How Can I Widen My Stance Of My Race Car

Race cars are defined as go-fast machines, an end which may be more difficult to achieve with a narrow and tippy wheelbase hence prodding you to ask, "How can I widen my stance of my race car?" You can widen the stance on your race car pretty easily with the right parts, which may include a new set of wheels if that's the tack you choose to take. A wider wheelbase on your race car can help increase straight-line stability, braking stability and cornering prowess in one fell swoop.

To widen the stance of your race car, you will need:

  • A set of high-quality wheel spacers
  • New hardware to mount the wheel to the spacers
  • A jack
  • Jackstands
  • A lug wrench sized to your lug nuts
  • Anti-seize compound
  • Torque wrench

Wheel spacers move the wheel hub further away from the axle, effectively increasing the wheelbase without affecting tire width or suspension geometry. High quality wheel spacers made of alloy steel can safely relocate the tires up to two inches outboard, and take only a few minutes to install.

  1. Park on a level spot. You don't need concrete below you to raise the car, but it helps keep your knees clean.

  2. Raise the car. Do yourself a favor and raise one axle at a time completely off the ground. Raising all four and removing the tires is asking for serious brake rotor and chassis damage if one of the jackstands slip.

  3. Remove the tires. Nothing fancy here; just remove the tires and set them off to the side.

  4. Put a dab of anti-seize compound on the stud threads. This will make it easier to remove the spacers at the track if you want to change them out.

  5. Install the wheel spacers. Slip the spacers over the studs, and secure them with the replacement lug nuts provided with your kit. Torque the nuts to about 100 foot-pounds, depending on your vehicle specifications. Tighten in a "star" pattern.

  6. Reinstall the wheels. Apply some anti-seize to the spacer threads, and install the wheel. Tighten starting from the bottom lug nut.

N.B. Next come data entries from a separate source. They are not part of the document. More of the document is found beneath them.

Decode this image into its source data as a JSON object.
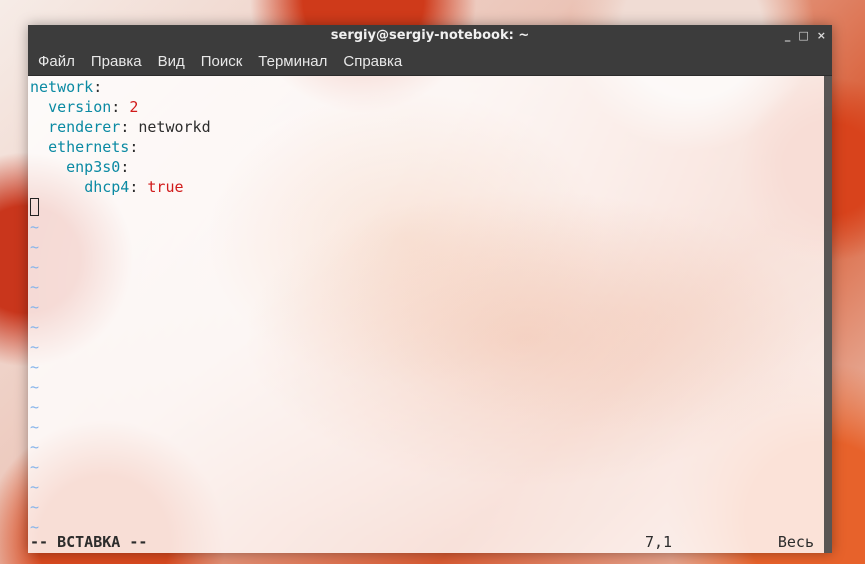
{
  "window": {
    "title": "sergiy@sergiy-notebook: ~",
    "controls": {
      "minimize": "_",
      "maximize": "□",
      "close": "×"
    }
  },
  "menu": {
    "items": [
      "Файл",
      "Правка",
      "Вид",
      "Поиск",
      "Терминал",
      "Справка"
    ]
  },
  "editor": {
    "lines": {
      "l1": {
        "key": "network",
        "sep": ":"
      },
      "l2": {
        "indent": "  ",
        "key": "version",
        "sep": ": ",
        "value": "2"
      },
      "l3": {
        "indent": "  ",
        "key": "renderer",
        "sep": ": ",
        "value": "networkd"
      },
      "l4": {
        "indent": "  ",
        "key": "ethernets",
        "sep": ":"
      },
      "l5": {
        "indent": "    ",
        "key": "enp3s0",
        "sep": ":"
      },
      "l6": {
        "indent": "      ",
        "key": "dhcp4",
        "sep": ": ",
        "value": "true"
      }
    },
    "tilde": "~",
    "tilde_count": 16,
    "status": {
      "mode": "-- ВСТАВКА --",
      "position": "7,1",
      "scroll": "Весь"
    },
    "colors": {
      "key": "#0b8aa3",
      "value": "#d11b1b",
      "tilde": "#86b4ea"
    }
  }
}
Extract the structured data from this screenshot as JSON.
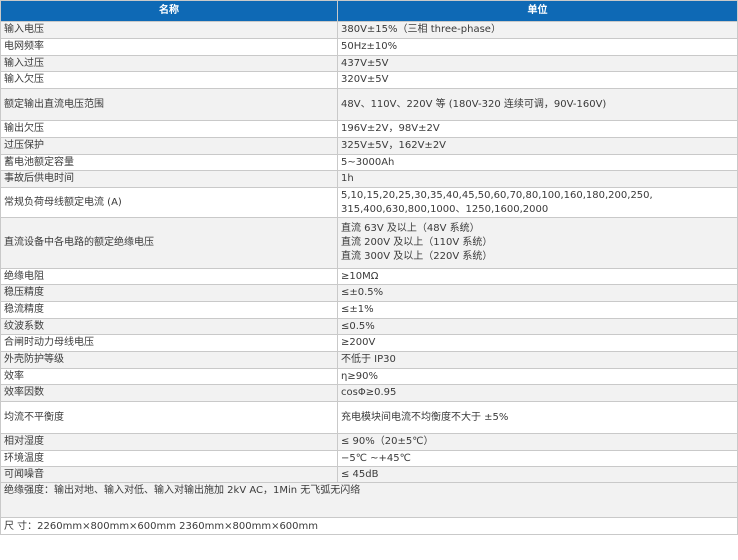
{
  "header": {
    "name_label": "名称",
    "unit_label": "单位"
  },
  "rows": [
    {
      "name": "输入电压",
      "value": [
        "380V±15%（三相 three-phase）"
      ]
    },
    {
      "name": "电网频率",
      "value": [
        "50Hz±10%"
      ]
    },
    {
      "name": "输入过压",
      "value": [
        "437V±5V"
      ]
    },
    {
      "name": "输入欠压",
      "value": [
        "320V±5V"
      ]
    },
    {
      "name": "额定输出直流电压范围",
      "value": [
        "48V、110V、220V 等 (180V-320 连续可调，90V-160V)"
      ]
    },
    {
      "name": "输出欠压",
      "value": [
        "196V±2V，98V±2V"
      ]
    },
    {
      "name": "过压保护",
      "value": [
        "325V±5V，162V±2V"
      ]
    },
    {
      "name": "蓄电池额定容量",
      "value": [
        "5~3000Ah"
      ]
    },
    {
      "name": "事故后供电时间",
      "value": [
        "1h"
      ]
    },
    {
      "name": "常规负荷母线额定电流 (A)",
      "value": [
        "5,10,15,20,25,30,35,40,45,50,60,70,80,100,160,180,200,250,",
        "315,400,630,800,1000、1250,1600,2000"
      ]
    },
    {
      "name": "直流设备中各电路的额定绝缘电压",
      "value": [
        "直流 63V 及以上（48V 系统）",
        "直流 200V 及以上（110V 系统）",
        "直流 300V 及以上（220V 系统）"
      ]
    },
    {
      "name": "绝缘电阻",
      "value": [
        "≥10MΩ"
      ]
    },
    {
      "name": "稳压精度",
      "value": [
        "≤±0.5%"
      ]
    },
    {
      "name": "稳流精度",
      "value": [
        "≤±1%"
      ]
    },
    {
      "name": "纹波系数",
      "value": [
        "≤0.5%"
      ]
    },
    {
      "name": "合闸时动力母线电压",
      "value": [
        "≥200V"
      ]
    },
    {
      "name": "外壳防护等级",
      "value": [
        "不低于 IP30"
      ]
    },
    {
      "name": "效率",
      "value": [
        "η≥90%"
      ]
    },
    {
      "name": "效率因数",
      "value": [
        "cosΦ≥0.95"
      ]
    },
    {
      "name": "均流不平衡度",
      "value": [
        "充电模块间电流不均衡度不大于 ±5%"
      ]
    },
    {
      "name": "相对湿度",
      "value": [
        "≤ 90%（20±5℃）"
      ]
    },
    {
      "name": "环境温度",
      "value": [
        "−5℃ ~+45℃"
      ]
    },
    {
      "name": "可闻噪音",
      "value": [
        "≤ 45dB"
      ]
    }
  ],
  "footnotes": {
    "insulation": "绝缘强度：输出对地、输入对低、输入对输出施加 2kV AC，1Min 无飞弧无闪络",
    "dimensions": "尺 寸：2260mm×800mm×600mm 2360mm×800mm×600mm"
  }
}
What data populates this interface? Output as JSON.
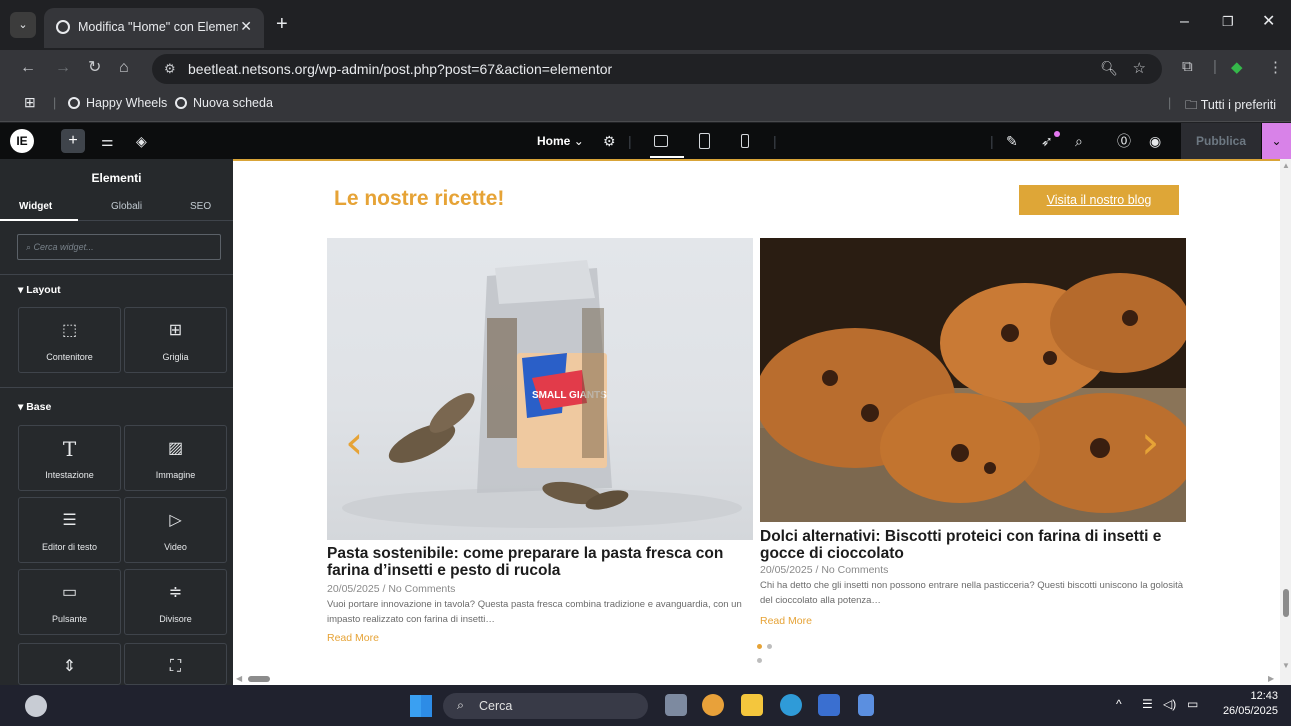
{
  "browser": {
    "tab_title": "Modifica \"Home\" con Elementor",
    "url": "beetleat.netsons.org/wp-admin/post.php?post=67&action=elementor",
    "bookmarks": [
      "Happy Wheels",
      "Nuova scheda"
    ],
    "all_bookmarks": "Tutti i preferiti"
  },
  "editor": {
    "page_name": "Home",
    "publish_label": "Pubblica"
  },
  "panel": {
    "title": "Elementi",
    "tabs": [
      "Widget",
      "Globali",
      "SEO"
    ],
    "search_placeholder": "Cerca widget...",
    "sections": [
      {
        "label": "Layout",
        "widgets": [
          {
            "label": "Contenitore",
            "icon": "container-icon"
          },
          {
            "label": "Griglia",
            "icon": "grid-icon"
          }
        ]
      },
      {
        "label": "Base",
        "widgets": [
          {
            "label": "Intestazione",
            "icon": "heading-icon"
          },
          {
            "label": "Immagine",
            "icon": "image-icon"
          },
          {
            "label": "Editor di testo",
            "icon": "text-editor-icon"
          },
          {
            "label": "Video",
            "icon": "video-icon"
          },
          {
            "label": "Pulsante",
            "icon": "button-icon"
          },
          {
            "label": "Divisore",
            "icon": "divider-icon"
          },
          {
            "label": "",
            "icon": "spacer-icon"
          },
          {
            "label": "",
            "icon": "image-box-icon"
          }
        ]
      }
    ]
  },
  "page": {
    "heading": "Le nostre ricette!",
    "blog_button": "Visita il nostro blog",
    "accent_color": "#e6a336",
    "posts": [
      {
        "title": "Pasta sostenibile: come preparare la pasta fresca con farina d’insetti e pesto di rucola",
        "date": "20/05/2025",
        "comments": "No Comments",
        "excerpt": "Vuoi portare innovazione in tavola? Questa pasta fresca combina tradizione e avanguardia, con un impasto realizzato con farina di insetti…",
        "read_more": "Read More",
        "package_text": "SMALL GIANTS"
      },
      {
        "title": "Dolci alternativi: Biscotti proteici con farina di insetti e gocce di cioccolato",
        "date": "20/05/2025",
        "comments": "No Comments",
        "excerpt": "Chi ha detto che gli insetti non possono entrare nella pasticceria? Questi biscotti uniscono la golosità del cioccolato alla potenza…",
        "read_more": "Read More"
      }
    ]
  },
  "taskbar": {
    "search_label": "Cerca",
    "time": "12:43",
    "date": "26/05/2025"
  }
}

  7. Torque the wheels. Wait until the car is on the ground to set the final torque, and then double check it. A little bit of time spent double-checking your wheel torque here will save you a lot of time spent in the emergency room. 

show comments

What Others Are Reading Right Now.